Anyways, by Monday I had begun to have headaches during the day and I was talking through my nose as well. Naps in the afternoon did not seem to help and on Wednesday, Advil could not even touch the roaring headache I had. It hurt to put my head below my waist. It felt like someone had a bicycle pump inside of my brain and was attempting to inflate a 10-person life raft in record time. The only thing that helped was keeping a very low profile at home and not moving around a lot. Well, expect for the trips to the john (I was still drinking plenty of water).
Finally 2 beakthroughs. I received an e-mail from one of my supporters who is a nurse and she pointed out the color of a person's phlem can tell a lot. I knew this as I had been quite facinated by the kaleidoscope of colors I had seen emitting from the two holes of my personal FFF (far flem flinging) nose. My nurse friend (thanks Rachel) tipped me off to the idea of a bacterial infection but it was not until Friday morning that fellow SAM missionaries (thanks Tim and Hannah) at language school looked at me and sad quite plainly, You need antibiotics.
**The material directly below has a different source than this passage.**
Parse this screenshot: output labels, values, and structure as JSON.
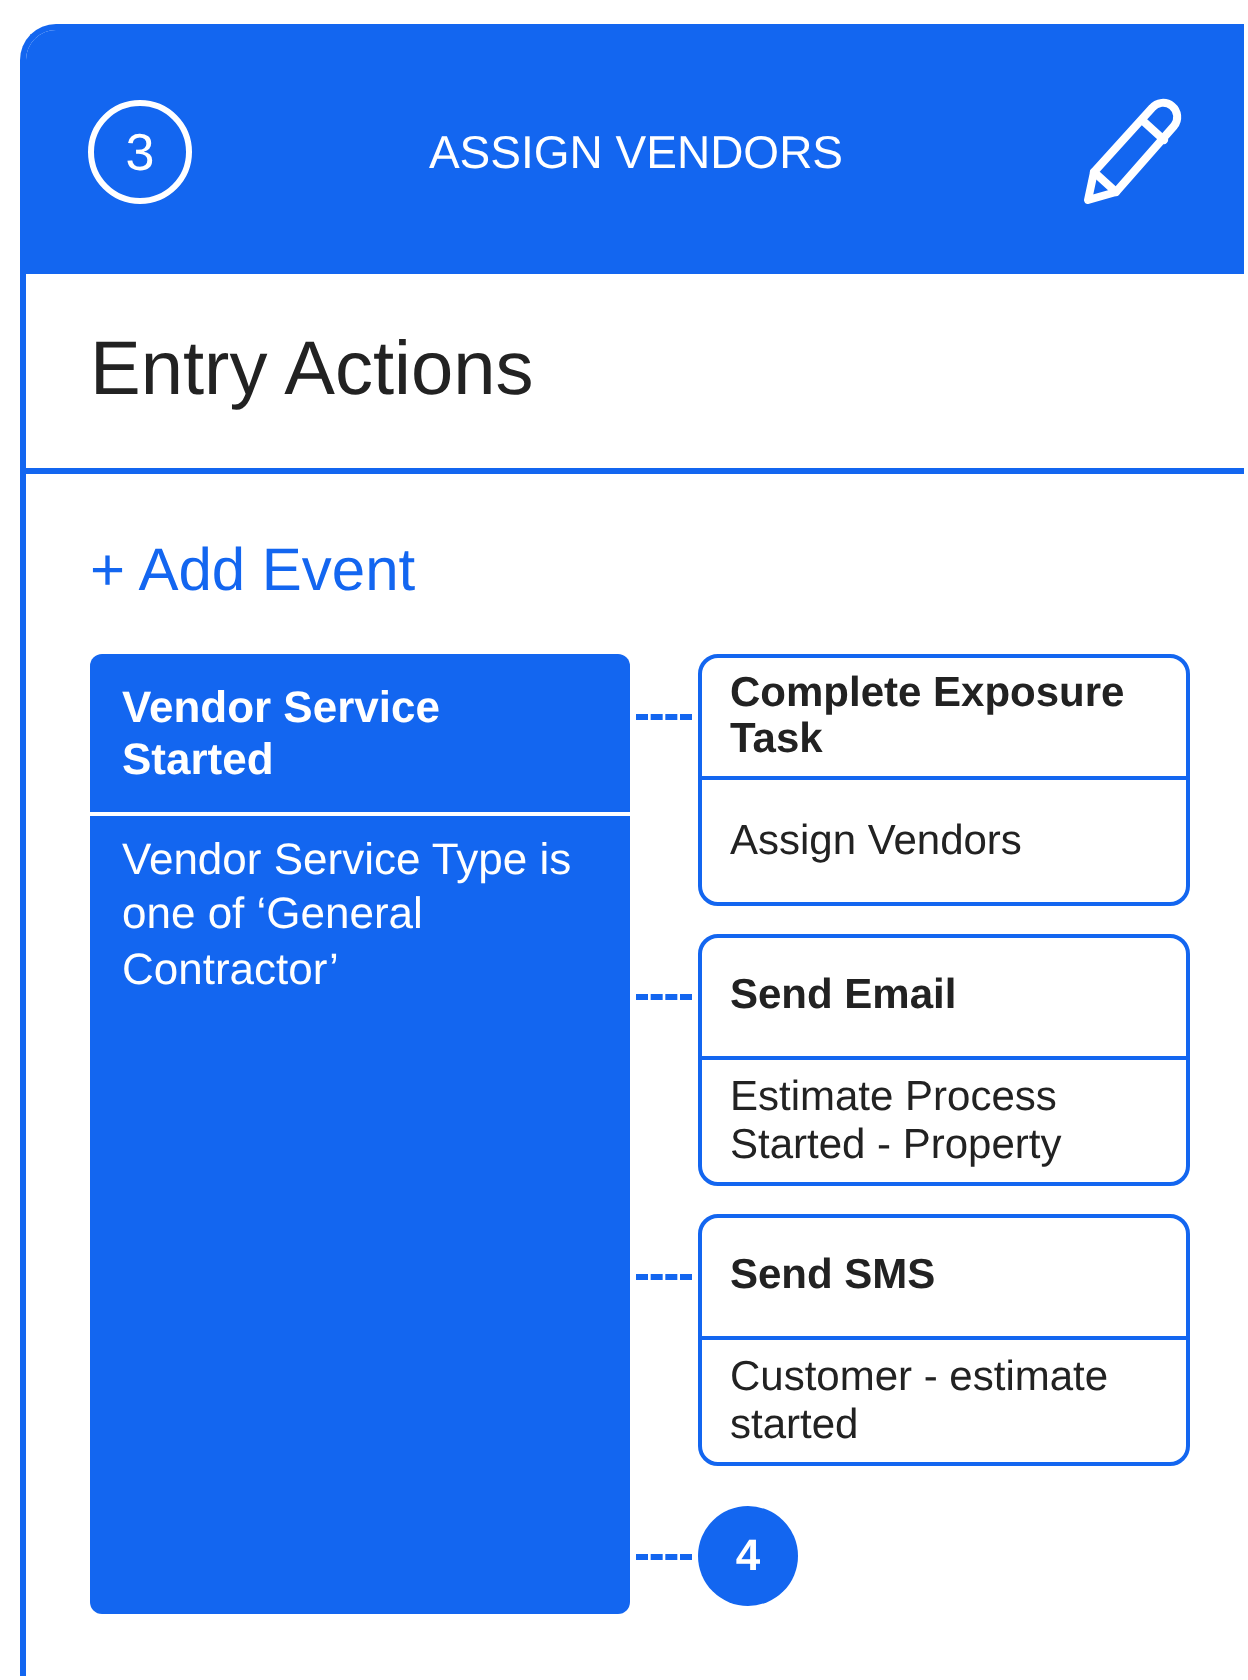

Suddenly the light when on and without hesitation we headed out to the pharmacy around the corner. After a 30 second "consultation" with the lady at the counter, she gave me a 5 day supply of antibiotics and a nasal decongestant. The price by the way was $7 total.
After 3 days I can happily say the "little drummer boy" inside my head has quite his double timed beat, and my FFF nose has resumed a somewhat normal production rate that only rivals the GDP of a small 3rd world country instead of the previous 1st world phlem which at its height was adequate for greasing tractor wheel bearings. However, the one constant still remains... retracing my well worn path to the head every few hours due to my continued affinity for water.